LoBianco is sexy, charming, dangerous and complicated as Ray Fernandez, aka Charles Martin, the slick con artist who never turned down a forward pass from the opposite sex. Not known for being a heartthrob or beefcake, this veteran character actor (The French Connection, The Juror) registers an unexpected sex appeal as the compulsive gigolo, even revealing his lean, well-muscled physique in several scenes—dancing the rhumba in tight white pants with the camera trained on his perfectly rounded buttocks; wearing a skintight bathing suit while doing pushups; stripping off his blood-soaked pajamas and sauntering nude into the bedroom to make love with Martha after committing murder. Ultimately, he is the weaker character, relying heavily on the clinical practicality of nurse Martha to clean up their savage messes. And of course, it’s Martha who must put an end to the madness by tipping off the police to their ugliest killing yet.
Despite the unrelenting violence, Honeymoon Killers is at its core a love story. The chemistry of these two actors transcends the nature of their brutal crimes—you actually start to feel sorry for Martha and Ray, despite their acts of evil and ugliness. You really believe that Ray loves Martha above all others; you witness the palpable relief he displays after he reveals his profession to Martha...and she accepts him as he is, even offering to help him swindle the unsuspecting women. But Martha’s jealousy and pride deliberately provoke the violence in every instance, when any of these women try to get close to Ray, either physically or emotionally.
Ray and Martha’s victims, as painted by Kastle and brilliantly brought to life by both skilled and amateur actors, are each so comically annoying, neurotic and dishonest themselves that no wonder Martha is driven to the brink of madness and bent on revenge.
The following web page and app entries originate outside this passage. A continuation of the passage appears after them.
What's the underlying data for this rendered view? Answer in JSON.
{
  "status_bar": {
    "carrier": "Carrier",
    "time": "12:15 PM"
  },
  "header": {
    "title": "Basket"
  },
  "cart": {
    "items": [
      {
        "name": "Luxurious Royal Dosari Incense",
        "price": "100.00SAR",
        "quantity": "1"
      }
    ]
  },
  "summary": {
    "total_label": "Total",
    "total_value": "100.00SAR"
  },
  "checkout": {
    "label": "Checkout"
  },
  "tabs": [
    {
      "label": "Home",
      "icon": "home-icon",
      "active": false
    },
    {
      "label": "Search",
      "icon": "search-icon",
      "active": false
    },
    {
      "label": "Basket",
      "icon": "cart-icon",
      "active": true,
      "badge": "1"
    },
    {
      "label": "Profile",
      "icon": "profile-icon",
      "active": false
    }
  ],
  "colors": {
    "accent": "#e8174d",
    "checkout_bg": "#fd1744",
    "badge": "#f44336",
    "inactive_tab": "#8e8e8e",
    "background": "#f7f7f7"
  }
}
From an inane schoolteacher to a knocked-up nymphomaniac to a plain-Jane bed-and-breakfast proprietress, Ray’s lonelyhearts assignations make passionate, plump Martha seem like a catch indeed. All are played to the hilt by talented performers. But as Janet Fay, the elderly, childish, penny-pinching widow with a nasal twang that goes through Martha like a nail ( “Isn’t that cute?”), Mary Jane Higby practically steals the show before being dispatched in gruesome fashion by Ray and Martha.
TV audiences will recognize Everybody Loves Raymond’s Doris Roberts near the beginning of her career (the veteran actress had already clocked more than 100 acting credits before starring in the hit TV series) as Martha’s neighbor who acts as the initiator of the story by signing up Martha as a member of the friendship club.
Dramatic music from great German master Gustave Mahler underscores Kastle’s sweeping, operatic storytelling and heightens the sense of impending doom. The film ends as it begins, with ardent, passionate expressions of love and affection between two romantic pen pals...as the star-crossed lovers correspond prior to their executions at Sing Sing prison.
The Honeymoon Killers is chilling, brutal and shocking, but unrelentingly absorbing, a one-hit wonder by director Leonard Kastle, and a rare opportunity to see unique character actors cast as romantic leads.